### [Activity]
Reproduce all lines of the listing below in which the word "Процент" occurs.

### [Data in this exercise]
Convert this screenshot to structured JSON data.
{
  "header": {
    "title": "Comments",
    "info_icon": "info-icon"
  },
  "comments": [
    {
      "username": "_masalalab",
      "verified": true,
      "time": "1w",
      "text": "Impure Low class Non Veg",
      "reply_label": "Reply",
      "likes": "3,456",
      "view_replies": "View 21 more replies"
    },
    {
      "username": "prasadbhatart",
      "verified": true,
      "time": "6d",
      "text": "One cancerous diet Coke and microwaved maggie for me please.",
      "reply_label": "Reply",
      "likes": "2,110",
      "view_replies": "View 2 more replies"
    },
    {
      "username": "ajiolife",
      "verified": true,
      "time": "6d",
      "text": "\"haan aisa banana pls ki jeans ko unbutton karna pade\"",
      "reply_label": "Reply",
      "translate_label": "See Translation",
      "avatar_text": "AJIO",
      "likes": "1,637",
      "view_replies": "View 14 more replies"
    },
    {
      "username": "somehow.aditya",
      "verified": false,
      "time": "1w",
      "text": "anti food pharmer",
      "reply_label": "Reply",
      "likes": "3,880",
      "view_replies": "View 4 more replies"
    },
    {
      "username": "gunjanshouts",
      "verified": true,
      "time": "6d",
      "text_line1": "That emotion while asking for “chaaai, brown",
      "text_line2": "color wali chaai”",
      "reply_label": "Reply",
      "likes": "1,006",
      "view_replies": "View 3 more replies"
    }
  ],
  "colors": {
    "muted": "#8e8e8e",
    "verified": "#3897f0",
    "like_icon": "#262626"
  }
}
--
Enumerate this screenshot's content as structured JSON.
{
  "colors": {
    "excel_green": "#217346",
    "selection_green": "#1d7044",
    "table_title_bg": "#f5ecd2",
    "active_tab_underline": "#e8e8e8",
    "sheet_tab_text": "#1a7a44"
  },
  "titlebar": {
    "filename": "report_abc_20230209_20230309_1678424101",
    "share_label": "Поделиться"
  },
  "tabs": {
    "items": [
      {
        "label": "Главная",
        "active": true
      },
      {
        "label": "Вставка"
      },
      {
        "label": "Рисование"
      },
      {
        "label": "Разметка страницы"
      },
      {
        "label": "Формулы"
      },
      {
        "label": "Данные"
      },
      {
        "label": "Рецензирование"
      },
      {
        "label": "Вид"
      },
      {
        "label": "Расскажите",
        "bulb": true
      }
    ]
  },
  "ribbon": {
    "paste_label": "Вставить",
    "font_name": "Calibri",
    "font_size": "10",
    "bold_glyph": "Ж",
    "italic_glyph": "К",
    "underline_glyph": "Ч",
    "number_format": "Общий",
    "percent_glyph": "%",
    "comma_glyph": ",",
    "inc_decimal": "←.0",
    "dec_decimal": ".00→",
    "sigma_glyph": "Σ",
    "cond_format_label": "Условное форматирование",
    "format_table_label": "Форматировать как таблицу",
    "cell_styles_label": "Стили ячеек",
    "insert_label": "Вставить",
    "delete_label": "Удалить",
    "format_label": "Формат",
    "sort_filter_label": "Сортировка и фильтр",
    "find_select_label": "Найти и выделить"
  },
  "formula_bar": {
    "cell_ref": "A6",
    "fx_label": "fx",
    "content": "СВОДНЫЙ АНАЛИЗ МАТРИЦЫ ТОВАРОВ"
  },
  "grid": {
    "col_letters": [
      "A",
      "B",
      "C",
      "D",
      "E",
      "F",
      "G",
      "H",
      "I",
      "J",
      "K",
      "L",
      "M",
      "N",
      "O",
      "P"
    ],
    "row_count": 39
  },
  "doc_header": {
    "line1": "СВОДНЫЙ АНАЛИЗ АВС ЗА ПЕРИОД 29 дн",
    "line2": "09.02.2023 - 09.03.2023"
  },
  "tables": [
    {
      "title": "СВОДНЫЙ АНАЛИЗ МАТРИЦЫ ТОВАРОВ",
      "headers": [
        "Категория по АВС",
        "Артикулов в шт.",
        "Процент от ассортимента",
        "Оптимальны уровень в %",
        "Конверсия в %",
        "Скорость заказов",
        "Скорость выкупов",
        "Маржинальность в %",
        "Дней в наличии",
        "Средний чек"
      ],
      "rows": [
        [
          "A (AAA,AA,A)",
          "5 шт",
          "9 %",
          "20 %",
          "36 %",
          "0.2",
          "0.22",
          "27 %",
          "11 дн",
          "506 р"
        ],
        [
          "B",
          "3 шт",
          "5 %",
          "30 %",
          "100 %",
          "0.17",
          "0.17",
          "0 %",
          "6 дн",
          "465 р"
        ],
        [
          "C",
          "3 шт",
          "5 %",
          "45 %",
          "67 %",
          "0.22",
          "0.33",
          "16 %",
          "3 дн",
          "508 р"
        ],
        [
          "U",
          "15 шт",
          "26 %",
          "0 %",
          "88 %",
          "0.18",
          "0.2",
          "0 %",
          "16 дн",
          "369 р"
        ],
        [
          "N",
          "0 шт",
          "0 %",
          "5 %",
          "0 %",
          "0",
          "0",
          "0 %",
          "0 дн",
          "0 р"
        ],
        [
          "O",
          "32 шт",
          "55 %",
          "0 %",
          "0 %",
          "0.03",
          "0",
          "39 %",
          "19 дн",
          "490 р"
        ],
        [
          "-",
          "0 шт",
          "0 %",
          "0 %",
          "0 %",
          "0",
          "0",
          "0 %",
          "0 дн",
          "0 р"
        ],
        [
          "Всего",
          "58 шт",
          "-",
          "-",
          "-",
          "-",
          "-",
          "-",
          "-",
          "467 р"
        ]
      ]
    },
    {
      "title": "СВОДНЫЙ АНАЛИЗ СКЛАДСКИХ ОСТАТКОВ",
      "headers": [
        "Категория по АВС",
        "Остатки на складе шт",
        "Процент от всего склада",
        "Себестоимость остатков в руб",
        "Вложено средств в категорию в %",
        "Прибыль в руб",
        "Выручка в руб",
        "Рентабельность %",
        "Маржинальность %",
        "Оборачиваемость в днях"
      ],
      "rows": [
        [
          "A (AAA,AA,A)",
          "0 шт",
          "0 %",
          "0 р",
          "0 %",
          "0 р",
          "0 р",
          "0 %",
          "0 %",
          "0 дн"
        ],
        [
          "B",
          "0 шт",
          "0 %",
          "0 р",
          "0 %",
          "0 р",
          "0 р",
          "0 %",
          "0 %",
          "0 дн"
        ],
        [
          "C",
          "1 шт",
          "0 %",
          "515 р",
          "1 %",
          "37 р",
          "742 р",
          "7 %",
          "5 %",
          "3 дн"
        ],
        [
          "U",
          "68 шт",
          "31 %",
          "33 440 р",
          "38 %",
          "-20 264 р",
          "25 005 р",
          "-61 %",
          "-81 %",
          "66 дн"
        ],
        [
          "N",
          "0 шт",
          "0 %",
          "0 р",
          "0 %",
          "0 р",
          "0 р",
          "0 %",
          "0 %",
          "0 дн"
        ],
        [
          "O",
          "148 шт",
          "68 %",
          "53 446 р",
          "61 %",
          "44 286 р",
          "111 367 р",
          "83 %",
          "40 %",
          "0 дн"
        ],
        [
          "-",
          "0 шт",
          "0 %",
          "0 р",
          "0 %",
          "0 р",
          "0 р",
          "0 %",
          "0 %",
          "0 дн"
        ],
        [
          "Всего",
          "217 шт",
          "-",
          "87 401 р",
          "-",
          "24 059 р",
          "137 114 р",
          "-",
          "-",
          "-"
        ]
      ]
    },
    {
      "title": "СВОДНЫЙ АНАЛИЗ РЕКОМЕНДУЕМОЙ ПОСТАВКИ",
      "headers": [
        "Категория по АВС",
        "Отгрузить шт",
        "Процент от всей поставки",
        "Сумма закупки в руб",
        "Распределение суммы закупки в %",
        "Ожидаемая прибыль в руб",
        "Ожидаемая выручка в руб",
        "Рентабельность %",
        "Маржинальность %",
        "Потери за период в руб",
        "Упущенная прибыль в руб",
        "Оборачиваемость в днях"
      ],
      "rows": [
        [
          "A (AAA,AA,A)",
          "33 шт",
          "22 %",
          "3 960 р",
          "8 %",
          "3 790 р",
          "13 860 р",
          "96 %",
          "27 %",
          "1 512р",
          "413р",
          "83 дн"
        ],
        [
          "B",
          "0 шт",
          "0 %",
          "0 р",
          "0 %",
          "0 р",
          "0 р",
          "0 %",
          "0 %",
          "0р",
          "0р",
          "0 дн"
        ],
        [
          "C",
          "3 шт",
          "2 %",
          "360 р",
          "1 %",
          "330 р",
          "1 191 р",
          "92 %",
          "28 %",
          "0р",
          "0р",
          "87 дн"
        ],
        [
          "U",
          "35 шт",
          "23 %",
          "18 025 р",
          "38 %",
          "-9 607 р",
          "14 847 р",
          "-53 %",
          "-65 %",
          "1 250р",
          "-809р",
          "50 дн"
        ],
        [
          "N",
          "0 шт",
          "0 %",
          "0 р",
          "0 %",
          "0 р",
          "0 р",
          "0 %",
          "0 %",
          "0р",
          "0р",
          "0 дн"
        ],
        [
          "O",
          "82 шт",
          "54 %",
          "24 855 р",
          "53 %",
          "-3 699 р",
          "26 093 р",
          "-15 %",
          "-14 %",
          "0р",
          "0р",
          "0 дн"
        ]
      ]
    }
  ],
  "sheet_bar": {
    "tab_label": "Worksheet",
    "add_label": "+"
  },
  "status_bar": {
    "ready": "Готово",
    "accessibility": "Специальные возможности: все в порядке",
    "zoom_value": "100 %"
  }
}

### [Solution to the exercise]
        "Процент от ассортимента",
        "Процент от всего склада",
        "Процент от всей поставки",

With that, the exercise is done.